### Work request
Scan the records for the word "orci". Copy each line that includes it.

### Excerpted data

************

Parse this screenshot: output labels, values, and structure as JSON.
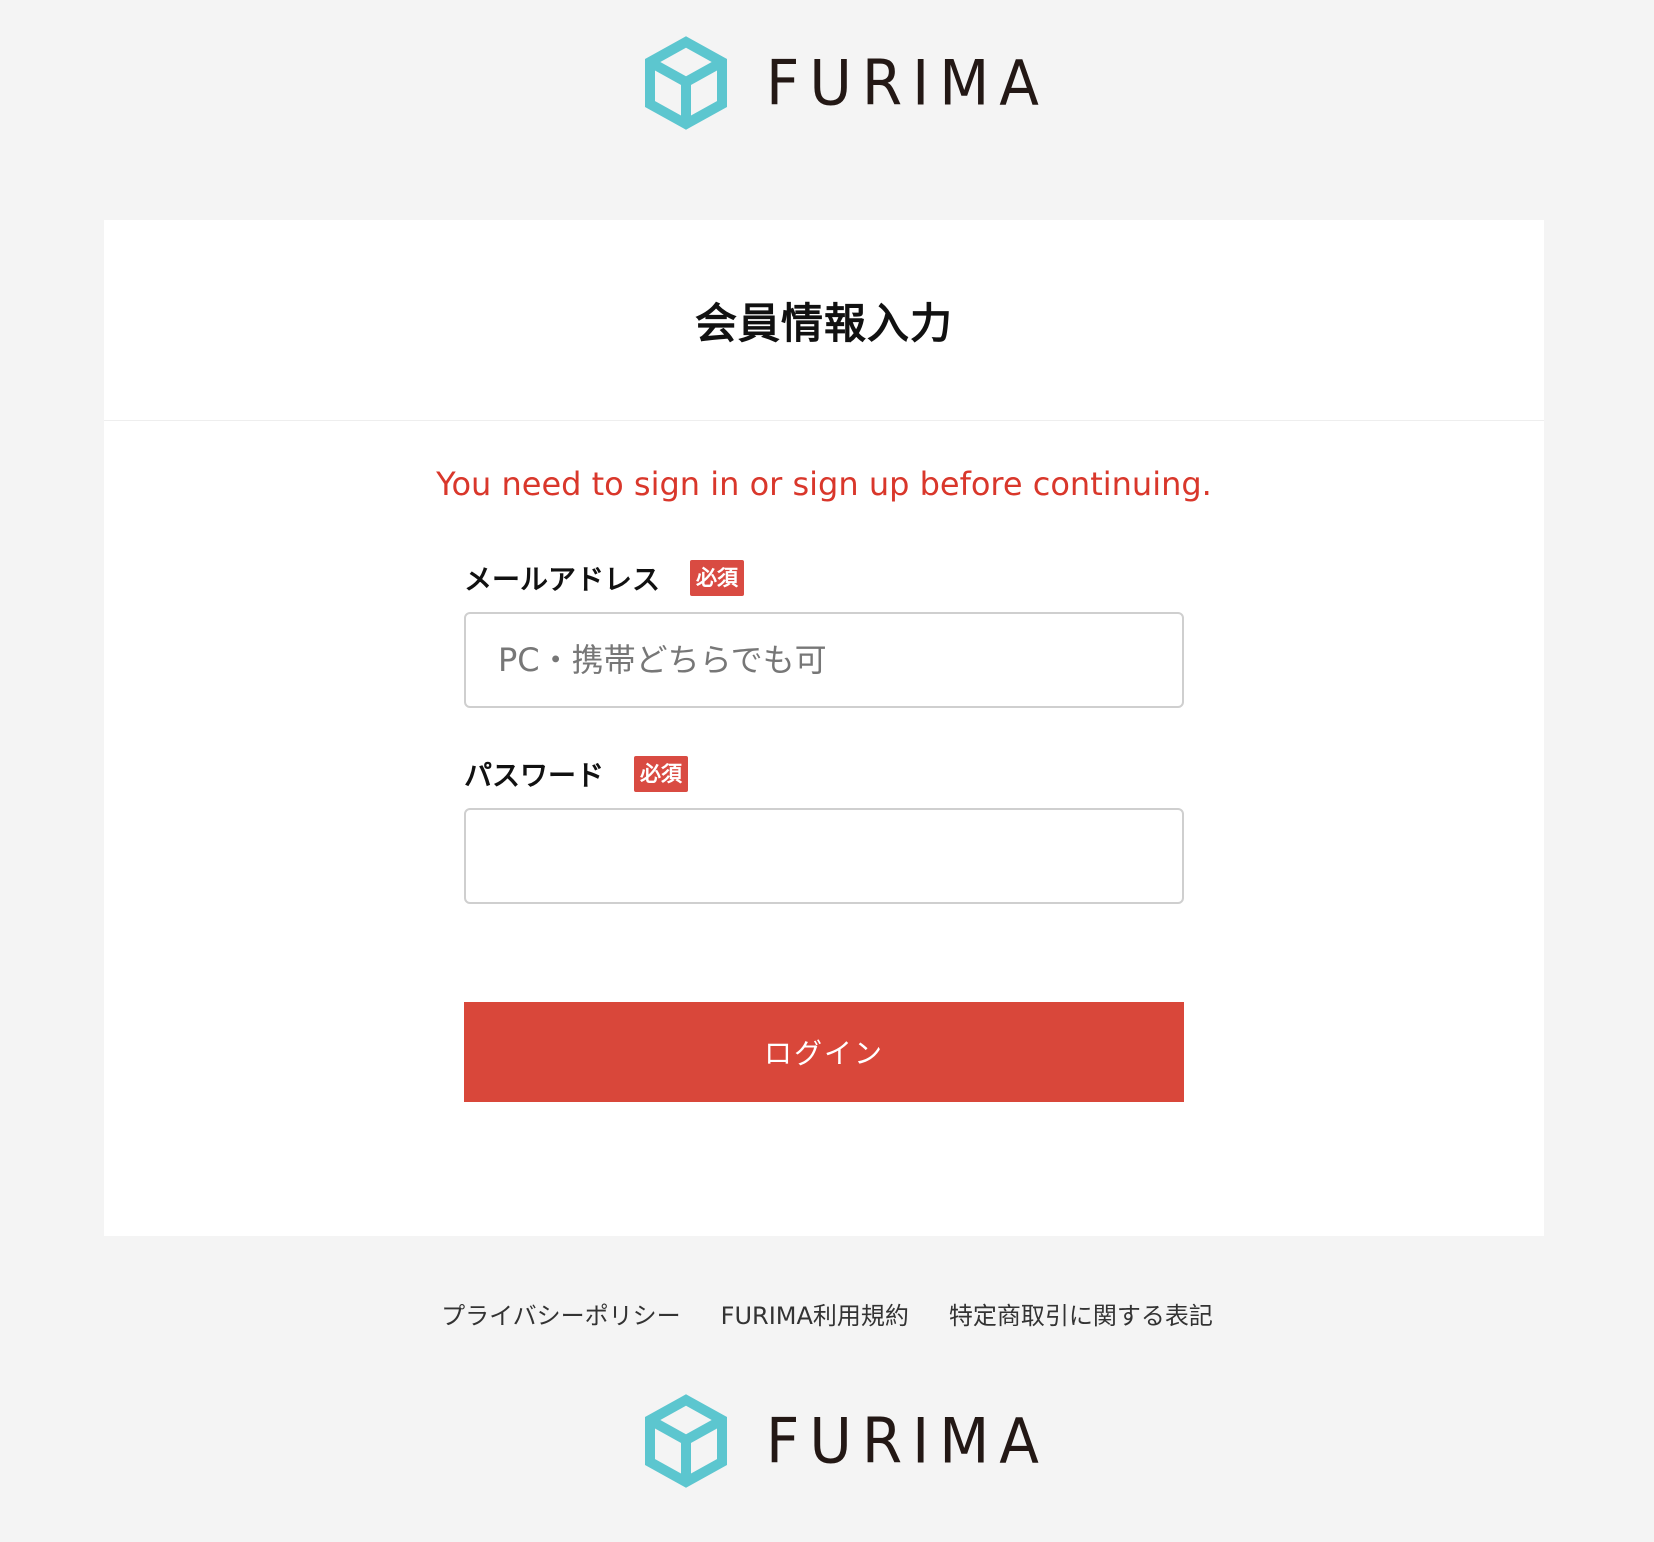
{
  "brand": {
    "name": "FURIMA",
    "logo_color": "#5cc6cf",
    "text_color": "#231815"
  },
  "page": {
    "title": "会員情報入力",
    "alert": "You need to sign in or sign up before continuing."
  },
  "form": {
    "email": {
      "label": "メールアドレス",
      "required_badge": "必須",
      "placeholder": "PC・携帯どちらでも可",
      "value": ""
    },
    "password": {
      "label": "パスワード",
      "required_badge": "必須",
      "placeholder": "",
      "value": ""
    },
    "submit_label": "ログイン"
  },
  "footer": {
    "links": [
      "プライバシーポリシー",
      "FURIMA利用規約",
      "特定商取引に関する表記"
    ]
  },
  "colors": {
    "background": "#f4f4f4",
    "card": "#ffffff",
    "alert": "#d9372b",
    "button": "#d9473a",
    "badge": "#d94b42"
  }
}
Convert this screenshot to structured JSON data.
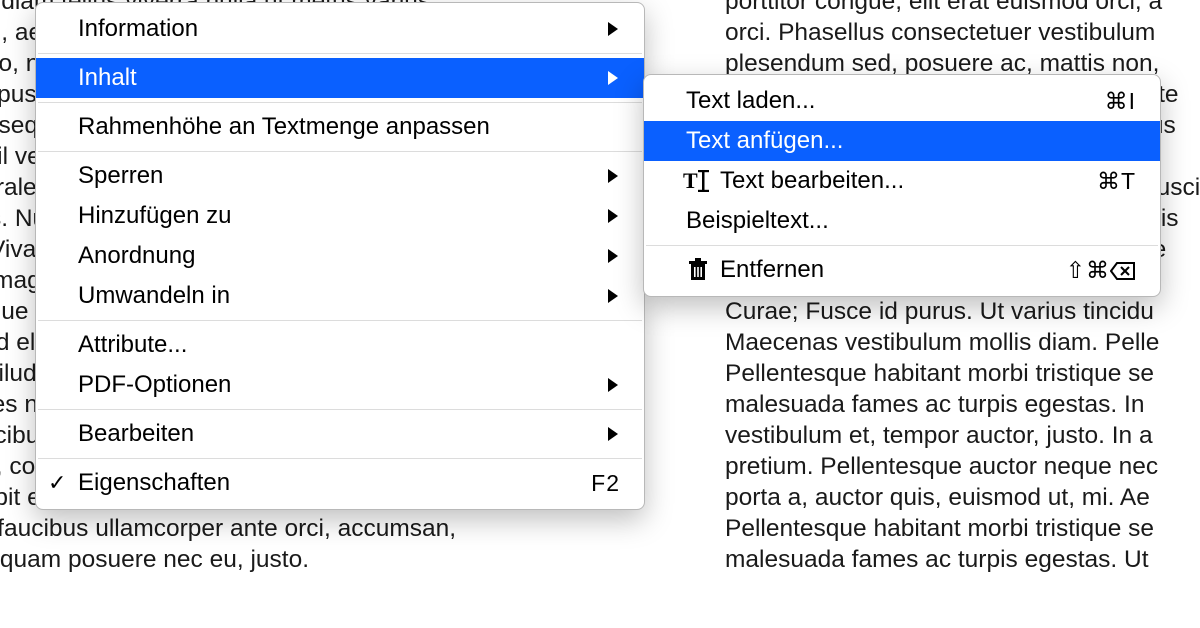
{
  "background": {
    "left": "a, tortor diam tellus viverra nulla ut metus varius\ne rutrum, aenean imperdiet. Etiam ultricies orci vel\nr ut libero, nec nullrioes nisl. Nam eget dui. Etiam\nnas tempus, tellus eget condimentum rhoncus, sem\nero, consequat id amet. Cras dapibus. Vivamus\ns, bumnil vel, luctus pulvinar, hendrerit id, lorem\nodio elorale nonduni tempus. Donec vitae sapien ut\nfaucibus. Nullam quis ante. Etiam sit amet orci eget\ncidunt. Vivamus diso fringilla mauris sit amet nibh.\nsagittis magna. Sed consequat, leo eget bibendum\nvelit augue velit cursus gravida magna mi a libero.\nelencend elesum. Vestibulum purus quam at\nnollis aviludum gui id, metus. Nullam accumsan\nis ultricies nisi vel hendrerit fringilla. Vestibulum\nis in faucibus orci luctus et ultrices posuere cubilia\nsit amet, consectetuer lacinia. Nam pretium turpis et\nor suscipit eget, imperdiet nec, imperdiet iaculis,\nuam in, faucibus ullamcorper ante orci, accumsan,\nid tortor quam posuere nec eu, justo.",
    "right": "porttitor congue, elit erat euismod orci, a\norci. Phasellus consectetuer vestibulum\nplesendum sed, posuere ac, mattis non,\nnunc ullamcorper augue, in turpis suilente\nauctor, lobortis posuere, tortor sed cursus\nfeugiat. In ultricacet dui quam nodur si\nsuscipit fringilla, libero nec, volutpat a, suscipit\nsuspendisse pulvinar, augue ac venenatis\ntincidunt. Cras nec pellentesque sit pede\nante ipsum primis in faucibus orci luctus\nCurae; Fusce id purus. Ut varius tincidu\nMaecenas vestibulum mollis diam. Pelle\nPellentesque habitant morbi tristique se\nmalesuada fames ac turpis egestas. In\nvestibulum et, tempor auctor, justo. In a\npretium. Pellentesque auctor neque nec\nporta a, auctor quis, euismod ut, mi. Ae\nPellentesque habitant morbi tristique se\nmalesuada fames ac turpis egestas. Ut"
  },
  "menu": {
    "information": "Information",
    "inhalt": "Inhalt",
    "rahmen": "Rahmenhöhe an Textmenge anpassen",
    "sperren": "Sperren",
    "hinzufuegen": "Hinzufügen zu",
    "anordnung": "Anordnung",
    "umwandeln": "Umwandeln in",
    "attribute": "Attribute...",
    "pdf": "PDF-Optionen",
    "bearbeiten": "Bearbeiten",
    "eigenschaften": "Eigenschaften",
    "eigenschaften_shortcut": "F2"
  },
  "submenu": {
    "text_laden": "Text laden...",
    "text_laden_shortcut": "⌘I",
    "text_anfuegen": "Text anfügen...",
    "text_bearbeiten": "Text bearbeiten...",
    "text_bearbeiten_shortcut": "⌘T",
    "beispieltext": "Beispieltext...",
    "entfernen": "Entfernen",
    "entfernen_shortcut": "⇧⌘"
  }
}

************

### Response
    "left": "a, tortor diam tellus viverra nulla ut metus varius\ne rutrum, aenean imperdiet. Etiam ultricies orci vel\nr ut libero, nec nullrioes nisl. Nam eget dui. Etiam\nnas tempus, tellus eget condimentum rhoncus, sem\nero, consequat id amet. Cras dapibus. Vivamus\ns, bumnil vel, luctus pulvinar, hendrerit id, lorem\nodio elorale nonduni tempus. Donec vitae sapien ut\nfaucibus. Nullam quis ante. Etiam sit amet orci eget\ncidunt. Vivamus diso fringilla mauris sit amet nibh.\nsagittis magna. Sed consequat, leo eget bibendum\nvelit augue velit cursus gravida magna mi a libero.\nelencend elesum. Vestibulum purus quam at\nnollis aviludum gui id, metus. Nullam accumsan\nis ultricies nisi vel hendrerit fringilla. Vestibulum\nis in faucibus orci luctus et ultrices posuere cubilia\nsit amet, consectetuer lacinia. Nam pretium turpis et\nor suscipit eget, imperdiet nec, imperdiet iaculis,\nuam in, faucibus ullamcorper ante orci, accumsan,\nid tortor quam posuere nec eu, justo.",
    "right": "porttitor congue, elit erat euismod orci, a\norci. Phasellus consectetuer vestibulum\nplesendum sed, posuere ac, mattis non,\nnunc ullamcorper augue, in turpis suilente\nauctor, lobortis posuere, tortor sed cursus\nfeugiat. In ultricacet dui quam nodur si\nsuscipit fringilla, libero nec, volutpat a, suscipit\nsuspendisse pulvinar, augue ac venenatis\ntincidunt. Cras nec pellentesque sit pede\nante ipsum primis in faucibus orci luctus\nCurae; Fusce id purus. Ut varius tincidu\nMaecenas vestibulum mollis diam. Pelle\nPellentesque habitant morbi tristique se\nmalesuada fames ac turpis egestas. In\nvestibulum et, tempor auctor, justo. In a\npretium. Pellentesque auctor neque nec\nporta a, auctor quis, euismod ut, mi. Ae\nPellentesque habitant morbi tristique se\nmalesuada fames ac turpis egestas. Ut"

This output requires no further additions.